“Now Ivor, stop worrying. I know you’re a very excitable dragon, but there’s no need to panic,” said Mr Thickins. “Let’s stop to look at what these factoids really mean.”

“What they really mean?” I echoed.

“Yes – statistics like that make for a good headline and press coverage, but don’t really mean that much. For one, we don’t know the sample size. Unless you’ve got a decent sample of results – at least a thousand or so, then the results are very unlikely to be statistically significant.”

“You mean they’re just a fluke?” I said.

“Let’s put it this way, I won’t be changing my name by deed poll,” said Mr Thickins. “The data comes from claims handled by one particular law firm, over the last two years.
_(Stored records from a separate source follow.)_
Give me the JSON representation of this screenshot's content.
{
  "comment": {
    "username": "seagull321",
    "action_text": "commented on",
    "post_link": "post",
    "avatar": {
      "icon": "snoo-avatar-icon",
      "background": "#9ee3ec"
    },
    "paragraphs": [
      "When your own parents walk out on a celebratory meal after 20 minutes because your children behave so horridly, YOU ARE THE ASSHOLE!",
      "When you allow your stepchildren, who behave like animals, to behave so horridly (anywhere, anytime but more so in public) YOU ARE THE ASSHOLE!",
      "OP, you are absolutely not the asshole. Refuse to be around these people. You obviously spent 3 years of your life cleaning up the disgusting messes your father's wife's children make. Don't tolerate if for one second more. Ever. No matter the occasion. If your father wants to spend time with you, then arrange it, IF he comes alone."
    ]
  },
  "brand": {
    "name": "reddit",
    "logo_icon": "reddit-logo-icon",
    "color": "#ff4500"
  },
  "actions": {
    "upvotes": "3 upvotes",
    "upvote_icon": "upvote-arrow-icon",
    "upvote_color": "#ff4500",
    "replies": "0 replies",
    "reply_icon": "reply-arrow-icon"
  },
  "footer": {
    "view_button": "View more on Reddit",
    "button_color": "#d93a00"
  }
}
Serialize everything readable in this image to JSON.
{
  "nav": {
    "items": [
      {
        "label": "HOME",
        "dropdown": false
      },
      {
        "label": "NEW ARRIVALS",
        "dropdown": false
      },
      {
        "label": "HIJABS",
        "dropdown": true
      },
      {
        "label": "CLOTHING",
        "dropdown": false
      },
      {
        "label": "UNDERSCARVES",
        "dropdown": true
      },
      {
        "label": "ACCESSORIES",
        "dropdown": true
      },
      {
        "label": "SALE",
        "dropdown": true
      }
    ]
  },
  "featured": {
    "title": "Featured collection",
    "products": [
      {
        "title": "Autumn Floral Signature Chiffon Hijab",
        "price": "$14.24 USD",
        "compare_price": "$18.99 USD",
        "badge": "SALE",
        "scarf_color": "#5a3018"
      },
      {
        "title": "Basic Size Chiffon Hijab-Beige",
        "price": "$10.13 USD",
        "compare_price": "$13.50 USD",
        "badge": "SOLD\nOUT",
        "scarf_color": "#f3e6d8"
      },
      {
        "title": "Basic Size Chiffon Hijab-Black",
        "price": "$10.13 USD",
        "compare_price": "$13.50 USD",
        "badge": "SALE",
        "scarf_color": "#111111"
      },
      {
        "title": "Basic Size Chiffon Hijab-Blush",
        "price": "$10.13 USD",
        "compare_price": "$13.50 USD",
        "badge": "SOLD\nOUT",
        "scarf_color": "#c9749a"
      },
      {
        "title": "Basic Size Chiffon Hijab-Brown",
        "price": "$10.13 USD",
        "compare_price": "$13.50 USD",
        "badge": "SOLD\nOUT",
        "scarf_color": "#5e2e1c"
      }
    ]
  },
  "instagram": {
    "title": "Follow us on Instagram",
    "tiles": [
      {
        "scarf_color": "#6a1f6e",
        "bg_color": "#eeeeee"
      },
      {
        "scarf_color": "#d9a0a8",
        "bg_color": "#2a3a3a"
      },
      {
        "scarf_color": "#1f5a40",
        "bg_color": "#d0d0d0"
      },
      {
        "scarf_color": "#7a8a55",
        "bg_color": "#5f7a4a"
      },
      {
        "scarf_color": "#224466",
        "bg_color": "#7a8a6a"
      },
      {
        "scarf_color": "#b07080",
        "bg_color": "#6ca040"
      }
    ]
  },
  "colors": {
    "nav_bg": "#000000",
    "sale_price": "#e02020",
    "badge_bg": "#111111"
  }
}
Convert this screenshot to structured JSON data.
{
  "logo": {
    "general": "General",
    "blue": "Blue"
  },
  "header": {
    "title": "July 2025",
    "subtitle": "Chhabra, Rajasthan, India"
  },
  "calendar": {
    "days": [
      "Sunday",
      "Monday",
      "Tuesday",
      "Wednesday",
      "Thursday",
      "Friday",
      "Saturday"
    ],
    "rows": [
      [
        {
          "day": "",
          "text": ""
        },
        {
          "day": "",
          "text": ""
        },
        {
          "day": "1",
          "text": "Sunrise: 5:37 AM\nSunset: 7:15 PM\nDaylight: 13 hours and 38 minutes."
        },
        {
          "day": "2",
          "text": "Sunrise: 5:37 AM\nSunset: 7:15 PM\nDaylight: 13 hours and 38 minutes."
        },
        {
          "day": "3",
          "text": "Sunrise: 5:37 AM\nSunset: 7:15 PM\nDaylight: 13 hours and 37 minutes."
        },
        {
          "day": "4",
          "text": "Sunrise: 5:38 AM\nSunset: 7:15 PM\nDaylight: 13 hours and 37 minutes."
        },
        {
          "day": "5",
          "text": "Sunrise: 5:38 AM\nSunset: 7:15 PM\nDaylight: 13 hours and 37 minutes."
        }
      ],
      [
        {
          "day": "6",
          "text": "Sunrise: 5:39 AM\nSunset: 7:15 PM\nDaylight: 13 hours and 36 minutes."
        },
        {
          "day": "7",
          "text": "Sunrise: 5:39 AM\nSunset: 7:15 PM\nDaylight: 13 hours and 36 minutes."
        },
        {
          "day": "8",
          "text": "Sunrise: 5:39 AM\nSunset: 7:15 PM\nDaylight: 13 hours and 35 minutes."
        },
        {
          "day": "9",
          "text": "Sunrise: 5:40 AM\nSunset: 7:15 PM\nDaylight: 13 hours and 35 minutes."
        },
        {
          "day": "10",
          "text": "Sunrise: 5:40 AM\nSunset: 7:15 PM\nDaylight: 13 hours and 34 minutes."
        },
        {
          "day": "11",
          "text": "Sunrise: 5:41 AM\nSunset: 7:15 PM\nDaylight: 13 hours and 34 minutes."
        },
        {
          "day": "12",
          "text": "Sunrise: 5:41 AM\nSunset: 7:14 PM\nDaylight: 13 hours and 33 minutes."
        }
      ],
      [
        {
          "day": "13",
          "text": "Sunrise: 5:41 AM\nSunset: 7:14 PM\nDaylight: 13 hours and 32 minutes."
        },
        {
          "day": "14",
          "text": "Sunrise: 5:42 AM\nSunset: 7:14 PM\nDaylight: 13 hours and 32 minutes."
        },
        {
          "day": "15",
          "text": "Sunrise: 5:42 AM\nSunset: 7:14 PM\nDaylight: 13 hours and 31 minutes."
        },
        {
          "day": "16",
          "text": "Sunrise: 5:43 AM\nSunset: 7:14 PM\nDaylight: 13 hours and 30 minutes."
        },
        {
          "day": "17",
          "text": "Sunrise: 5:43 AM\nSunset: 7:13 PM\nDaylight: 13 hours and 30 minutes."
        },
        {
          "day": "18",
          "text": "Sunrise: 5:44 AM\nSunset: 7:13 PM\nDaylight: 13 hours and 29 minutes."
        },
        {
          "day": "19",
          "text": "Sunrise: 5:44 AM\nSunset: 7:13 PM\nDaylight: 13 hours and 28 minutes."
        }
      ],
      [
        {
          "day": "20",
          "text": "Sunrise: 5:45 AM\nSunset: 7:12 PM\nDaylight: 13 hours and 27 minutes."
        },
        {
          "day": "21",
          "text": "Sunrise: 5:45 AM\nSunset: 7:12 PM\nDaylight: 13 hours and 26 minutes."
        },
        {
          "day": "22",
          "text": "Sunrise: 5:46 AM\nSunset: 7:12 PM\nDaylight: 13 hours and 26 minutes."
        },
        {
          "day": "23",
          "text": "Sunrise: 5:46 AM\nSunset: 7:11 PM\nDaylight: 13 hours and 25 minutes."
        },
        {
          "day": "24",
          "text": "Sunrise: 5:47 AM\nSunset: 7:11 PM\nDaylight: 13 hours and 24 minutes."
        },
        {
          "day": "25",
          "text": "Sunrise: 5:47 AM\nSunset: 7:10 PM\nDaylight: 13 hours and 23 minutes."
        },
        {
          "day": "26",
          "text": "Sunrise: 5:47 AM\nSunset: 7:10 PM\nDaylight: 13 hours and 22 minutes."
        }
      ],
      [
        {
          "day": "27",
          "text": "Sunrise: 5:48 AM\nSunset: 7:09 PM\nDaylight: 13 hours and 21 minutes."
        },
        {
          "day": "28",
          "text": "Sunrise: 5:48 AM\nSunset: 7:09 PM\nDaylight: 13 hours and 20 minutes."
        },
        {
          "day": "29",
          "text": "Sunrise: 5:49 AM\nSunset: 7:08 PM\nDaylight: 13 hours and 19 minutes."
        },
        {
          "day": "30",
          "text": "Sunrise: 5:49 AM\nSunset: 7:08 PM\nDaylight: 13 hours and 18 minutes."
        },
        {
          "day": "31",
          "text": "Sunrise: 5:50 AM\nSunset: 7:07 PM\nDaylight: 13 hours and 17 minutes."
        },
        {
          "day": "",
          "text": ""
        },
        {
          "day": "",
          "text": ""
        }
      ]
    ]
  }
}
You can’t generalise just from one company to the whole nation. But there are some interesting trends.”

“What are those trends?”

“Well, these statistics sound more reasonable – the top 5 riskiest professions are fishermen, farming, oil/gas workers, construction and lorry drivers. I wouldn’t stake much on the research, but these at least seem connected with reality.”

“Anything else?”

“This law firm found that people born in 1989 were statistically the most likely to make a claim, with the next four most common birth years all after 1986,” he read.

“So there’s a trend towards younger claimants, in their early to mid twenties?”

“Exactly,” he said. “One way to look at it is that there’s a growing ‘compensation culture’. Another way of looking at it is the new generation knows their rights and has better access to justice.”

“Which is it?” I asked.

“Probably a bit of both,” he said. “Part of our job is to give good advice to our clients on whether they have a good case, rather than taking on spurious claims.”

“Oh yes, Mr Thickins!” I said. “We don’t want that, but it’s very important that people can have proper redress when they’re genuinely injured.”

Having learned a bit about statistics from Mr Thickins, I went away a wiser dragon. And if you have suffered an injury that wasn’t your fault, whatever your name or age, then please get in touch for a free consultation.